This week we'll examine some words for types of writing. The first of them is beloved by the on-line word-hounds, but is very rare in actual print usage. Heinlein is the only person who uses it often,¹ so the term fits last week's theme of Heinlein words.
Our word means 'nonsense', but in what way? The poem Jabberwocky is masterpiece of deliberate nonsense, very different from some sloppy writing that is intended to be serious but is in fact a bunch of nonsense. In my reading, the dictionary definition of today's word refers to the first type of nonsense, but the actual usage refers to the second.
amphigory – 1. (OED) a burlesque writing filled with nonsense; a composition without sense, as a Latin ‘nonsense-verse’ 2. (actual usage) rubbish, twaddle, poppycock, in writing or speech
– Quadrant, Oct. 1, 1997
But to assert that something physical was created out of nothing … is not to make a philosophic or any sort of statement, it is mere noise, amphigory, sound and fury signifying nothing.
– Heinlein, To Sail beyond the Sunset
¹In Time Enough for Love, Stranger in a Strange Land, To Sail beyond the Sunset, I Will Fear No Evil, Star Beast, and Assignment In Eternity
tushery – poor writing, characterized by affected choice of archaic words (the sort of writing in which the characters say "Tush, tush.")
[used (coined?) by Robert Louis Stevenson]
– William Buckley, Gettysburg Times, May 22, 1987
Any natural wording, anything which keeps the mind off theatricals … and not pestering the reader with frills and festoons of language, is worth all the convoluted tushery that the Victorians can heap together.
– Ezra Pound, Translators of Greek: Early Translators of Homer
– The Spectator, Aug. 29, 1998
prolix – (of speech or writing) tediously lengthy
[Latin prolixus poured forth, extended]
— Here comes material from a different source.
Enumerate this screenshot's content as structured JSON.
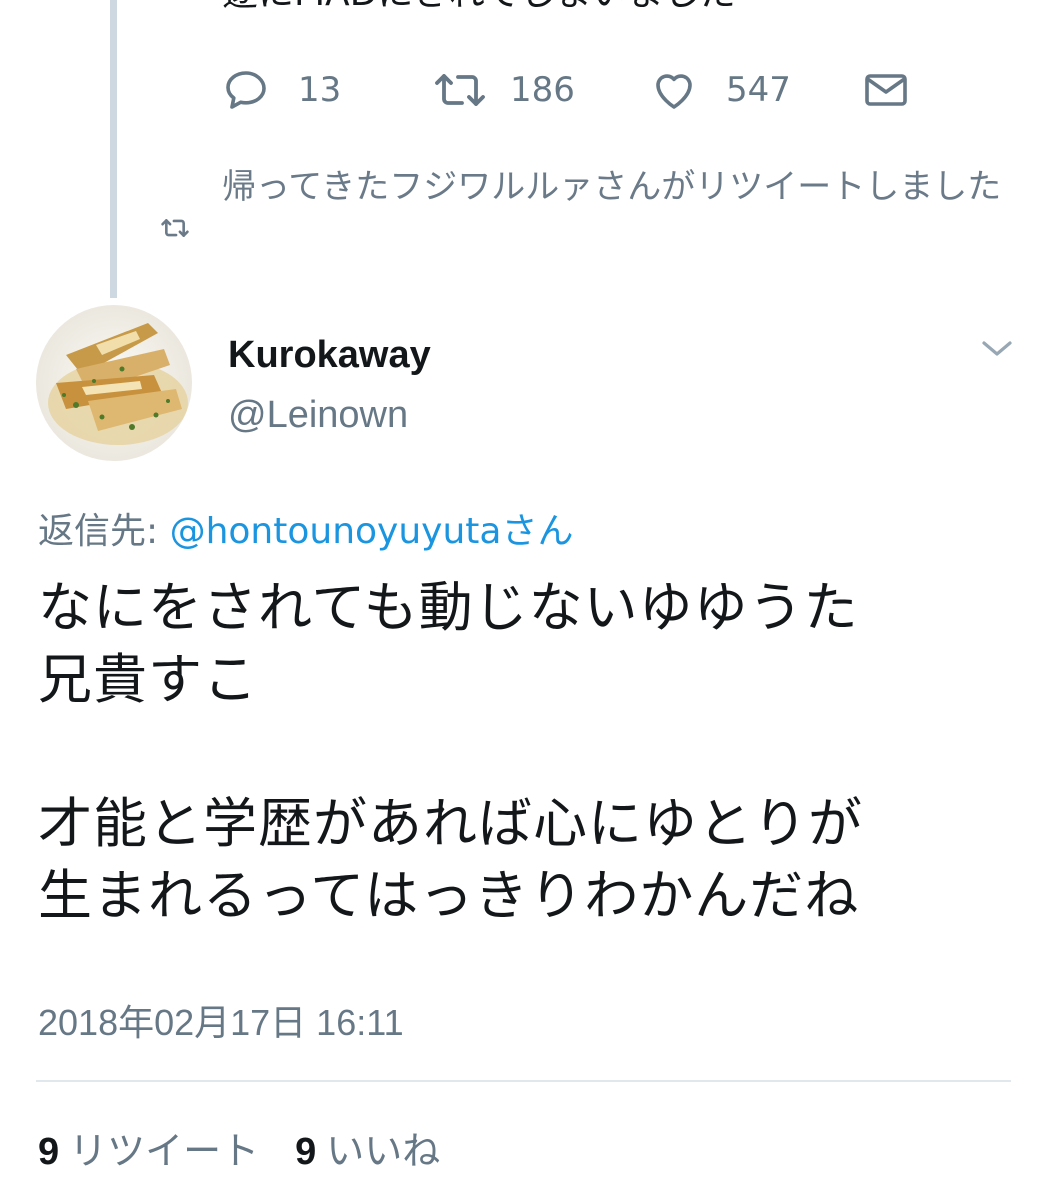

– Samantha Power, A Problem from Hell: America and the Age of Genocide (winner of the Pulitzer Prize)
Wintergreen determined the outcome by throwing all communications from General Peckem into the wastebasket. He found them too prolix. General Dreedle's views, expressed in less pretentious literary style, pleased ex-P.F.C Wintergreen and were sped along by him in zealous observance of regulations. General Dreedle was victorious by default.
– Joseph Heller, Catch-22
While his scholarly, often prolix, text sadly lacks compelling visuals, it makes up for this somewhat with thorough research and a wealth of facts.
– The Japan Times, Jan. 13, 2007
If prolix means 'tediously lengthy', what's an opposite? There are several – so many that we'll double-up for a bit – and interestingly, most of them have an uncomplimentary color. Here's the one that's probably the most neutral or positive.
aphoristic – marked by aphorism (a tersely phrased statement of a truth or opinion; an adage)
– Anna Quindlen
Warren has an aphoristic style of preaching. Remarking on opposing political inclinations, he said: “People ask, ‘Pastor Rick, are you right wing or left wing?’ I’m for the whole bird. One-winged birds fly in circles.”
– Nashua (New Hampshire) Telegraph, Dec. 31, 2006
apothegm – a short pithy instructive saying; a maxim
– Edith Wharton, The House of Mirth
How about further opposites of 'prolix'? You may recall our previous word-of-the-day, laconic ["saying much in few words", with a negative aura of "brusque, almost to the point of rudeness"]. Or you might use today's word, a variant of aphoristic with negative overtones.
sententious – characterized by maxims or pointed sayings – but often in the bad sense of 'addicted to pompous moralizing'
[Latin sententia 'opinion'. English sententia – an adage or aphorism. Akin to 'sentence'.]
–1883; taken from from OED. I love this quote!
a dreadful piece of sententious moralising
–The Observer, Jan. 14, 2007
One more aphorism-related term.
gnomic – in the form of short, pithy maxims or aphorisms – but with a sense of enigmatic; ambiguous
[gnome – a pithy saying that expresses a general truth or fundamental principle; an aphorism. Greek gignoskein to know]
– Independent, Jan. 7, 2007